This is the graph that focuses at the sixth hour. It shows the results of our experiments with the existing part and the improved part. The vertical axis shows the relative absorbing wavelength at 588 mm. And the horizontal axis represents the name of the three. The yellow bar represents the original part, and the two bars on the right represent the improved part. The blue one refers to the condition without trigger, while the green one refers to the condition with the trigger. The expression of our improved part is lower than the original ones. However, comparing the green one and the blue one, the green one expressed better. The on/ off ratio is 1.44, which was much higher than 1. Representing that there were significant differences between the ON state and the OFF state. The result proved that amilCP with toehold switches could only be triggered by a specific sequence, which also means the amilCP expression is lower in the absence of the trigger.

We successfully added the new function on amilCP. With our improvement, AmilCP's expression can be controlled, just like adding an on and off switch.

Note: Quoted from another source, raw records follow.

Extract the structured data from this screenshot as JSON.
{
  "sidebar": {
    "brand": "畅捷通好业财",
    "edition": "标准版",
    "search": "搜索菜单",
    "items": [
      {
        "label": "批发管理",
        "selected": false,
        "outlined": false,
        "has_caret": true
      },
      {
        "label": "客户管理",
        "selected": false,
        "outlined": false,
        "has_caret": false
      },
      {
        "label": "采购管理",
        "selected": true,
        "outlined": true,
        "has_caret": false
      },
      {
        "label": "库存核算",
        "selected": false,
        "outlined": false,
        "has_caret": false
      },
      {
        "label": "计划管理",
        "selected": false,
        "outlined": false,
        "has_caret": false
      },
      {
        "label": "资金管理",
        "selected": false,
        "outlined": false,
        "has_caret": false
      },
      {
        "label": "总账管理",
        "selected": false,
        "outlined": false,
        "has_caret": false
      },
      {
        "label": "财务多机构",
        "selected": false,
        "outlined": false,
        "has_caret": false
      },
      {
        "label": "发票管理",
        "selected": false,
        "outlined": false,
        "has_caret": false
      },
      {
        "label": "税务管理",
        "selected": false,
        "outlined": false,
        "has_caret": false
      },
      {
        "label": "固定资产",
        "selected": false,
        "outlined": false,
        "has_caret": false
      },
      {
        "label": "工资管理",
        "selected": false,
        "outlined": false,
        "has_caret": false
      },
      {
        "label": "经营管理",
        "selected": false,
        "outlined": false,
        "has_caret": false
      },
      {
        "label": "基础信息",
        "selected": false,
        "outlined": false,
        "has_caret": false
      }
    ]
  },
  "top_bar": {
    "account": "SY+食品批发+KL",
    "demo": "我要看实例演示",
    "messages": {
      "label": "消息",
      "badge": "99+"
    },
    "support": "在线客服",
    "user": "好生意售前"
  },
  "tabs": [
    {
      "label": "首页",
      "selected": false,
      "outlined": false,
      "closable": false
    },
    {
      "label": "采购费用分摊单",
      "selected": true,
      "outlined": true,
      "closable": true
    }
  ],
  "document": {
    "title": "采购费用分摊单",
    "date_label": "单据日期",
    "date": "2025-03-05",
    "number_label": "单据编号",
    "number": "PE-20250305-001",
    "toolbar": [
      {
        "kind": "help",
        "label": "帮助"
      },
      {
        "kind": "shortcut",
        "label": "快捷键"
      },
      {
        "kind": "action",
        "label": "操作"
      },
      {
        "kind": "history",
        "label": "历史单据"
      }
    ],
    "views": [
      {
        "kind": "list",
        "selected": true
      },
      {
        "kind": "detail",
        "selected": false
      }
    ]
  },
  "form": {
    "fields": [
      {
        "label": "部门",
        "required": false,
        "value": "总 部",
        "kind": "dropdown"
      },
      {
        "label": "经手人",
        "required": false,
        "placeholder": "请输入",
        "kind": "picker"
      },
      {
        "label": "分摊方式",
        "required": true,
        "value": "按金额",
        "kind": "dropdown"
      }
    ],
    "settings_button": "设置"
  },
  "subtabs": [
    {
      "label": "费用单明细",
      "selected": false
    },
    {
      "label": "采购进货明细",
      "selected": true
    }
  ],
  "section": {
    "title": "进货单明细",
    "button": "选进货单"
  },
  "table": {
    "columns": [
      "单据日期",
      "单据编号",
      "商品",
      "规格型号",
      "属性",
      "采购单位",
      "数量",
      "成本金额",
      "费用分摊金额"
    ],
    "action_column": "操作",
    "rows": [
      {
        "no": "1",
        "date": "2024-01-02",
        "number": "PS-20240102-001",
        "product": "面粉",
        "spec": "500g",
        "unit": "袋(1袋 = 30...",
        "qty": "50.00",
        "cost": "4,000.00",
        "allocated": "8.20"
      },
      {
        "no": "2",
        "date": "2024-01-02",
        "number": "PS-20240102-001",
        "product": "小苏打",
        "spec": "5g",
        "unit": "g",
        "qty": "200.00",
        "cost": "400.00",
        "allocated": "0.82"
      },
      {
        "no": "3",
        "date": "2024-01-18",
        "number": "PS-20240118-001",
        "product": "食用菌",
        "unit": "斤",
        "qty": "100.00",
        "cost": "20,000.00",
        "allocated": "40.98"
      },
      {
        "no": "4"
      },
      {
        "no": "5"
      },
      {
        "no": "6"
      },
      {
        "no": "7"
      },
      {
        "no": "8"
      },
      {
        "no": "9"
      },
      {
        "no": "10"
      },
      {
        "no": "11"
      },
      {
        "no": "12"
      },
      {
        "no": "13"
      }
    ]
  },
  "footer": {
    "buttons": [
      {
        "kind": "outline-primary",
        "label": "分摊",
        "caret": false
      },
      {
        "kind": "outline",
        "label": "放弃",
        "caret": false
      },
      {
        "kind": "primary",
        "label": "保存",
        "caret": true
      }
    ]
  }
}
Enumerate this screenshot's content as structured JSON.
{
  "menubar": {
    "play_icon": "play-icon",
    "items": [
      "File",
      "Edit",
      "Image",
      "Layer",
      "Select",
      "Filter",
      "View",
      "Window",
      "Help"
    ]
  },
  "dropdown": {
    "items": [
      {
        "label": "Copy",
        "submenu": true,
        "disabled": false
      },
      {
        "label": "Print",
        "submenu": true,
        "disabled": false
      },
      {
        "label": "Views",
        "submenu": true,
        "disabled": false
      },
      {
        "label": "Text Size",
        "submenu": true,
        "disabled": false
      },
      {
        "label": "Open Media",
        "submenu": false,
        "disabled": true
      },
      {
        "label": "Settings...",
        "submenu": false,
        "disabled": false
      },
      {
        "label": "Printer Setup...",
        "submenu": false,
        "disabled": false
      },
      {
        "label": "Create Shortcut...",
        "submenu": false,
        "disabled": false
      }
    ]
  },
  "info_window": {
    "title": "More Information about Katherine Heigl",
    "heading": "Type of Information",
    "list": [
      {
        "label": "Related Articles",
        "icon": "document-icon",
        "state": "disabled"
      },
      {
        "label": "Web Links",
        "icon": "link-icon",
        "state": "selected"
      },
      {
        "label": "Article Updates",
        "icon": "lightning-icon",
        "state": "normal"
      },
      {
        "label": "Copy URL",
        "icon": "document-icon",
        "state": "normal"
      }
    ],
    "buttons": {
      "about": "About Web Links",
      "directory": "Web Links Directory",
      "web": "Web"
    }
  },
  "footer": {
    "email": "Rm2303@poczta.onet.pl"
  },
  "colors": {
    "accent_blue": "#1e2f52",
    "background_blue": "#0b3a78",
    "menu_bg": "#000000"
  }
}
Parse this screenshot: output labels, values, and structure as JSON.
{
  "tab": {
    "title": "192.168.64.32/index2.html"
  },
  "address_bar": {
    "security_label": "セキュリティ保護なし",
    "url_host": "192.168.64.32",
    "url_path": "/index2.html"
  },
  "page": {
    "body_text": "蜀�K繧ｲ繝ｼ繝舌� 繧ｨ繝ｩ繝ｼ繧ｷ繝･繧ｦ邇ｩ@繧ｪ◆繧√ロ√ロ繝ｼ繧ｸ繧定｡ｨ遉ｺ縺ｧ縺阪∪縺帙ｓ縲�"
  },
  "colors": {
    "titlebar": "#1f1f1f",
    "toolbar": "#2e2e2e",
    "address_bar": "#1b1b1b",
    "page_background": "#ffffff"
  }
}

AmilCP would not be expressed without a specific trigger. By doing so, it could turn out to be a useful diagnostic tool.

Reference Section

1. Alieva, N. O., Konzen, K. A., Field, S. F., Meleshkevitch, E. A., Hunt, M. E., Beltran-Ramirez, V., Miller, D. J., Wiedenmann, J., Salih, A., & Matz, M. V. (2008). Diversity and evolution of coral fluorescent proteins. PloS one, 3(7), e2680.

2. Part: BBa_K1087003:

3. Part:BBa_K592025:

4. Pardee, K., Green, A. A., Takahashi, M. K., Braff, D., Lambert, G., Lee, J. W., Ferrante, T., Ma, D., Donghia, N., Fan, M., Daringer, N. M., Bosch, I., Dudley, D. M., O'Connor, D. H., Gehrke, L., & Collins, J. J. (2016). Rapid, Low-Cost Detection of Zika Virus Using Programmable Biomolecular Components. Cell, 165(5), 1255–1266.</p>

abs588 nm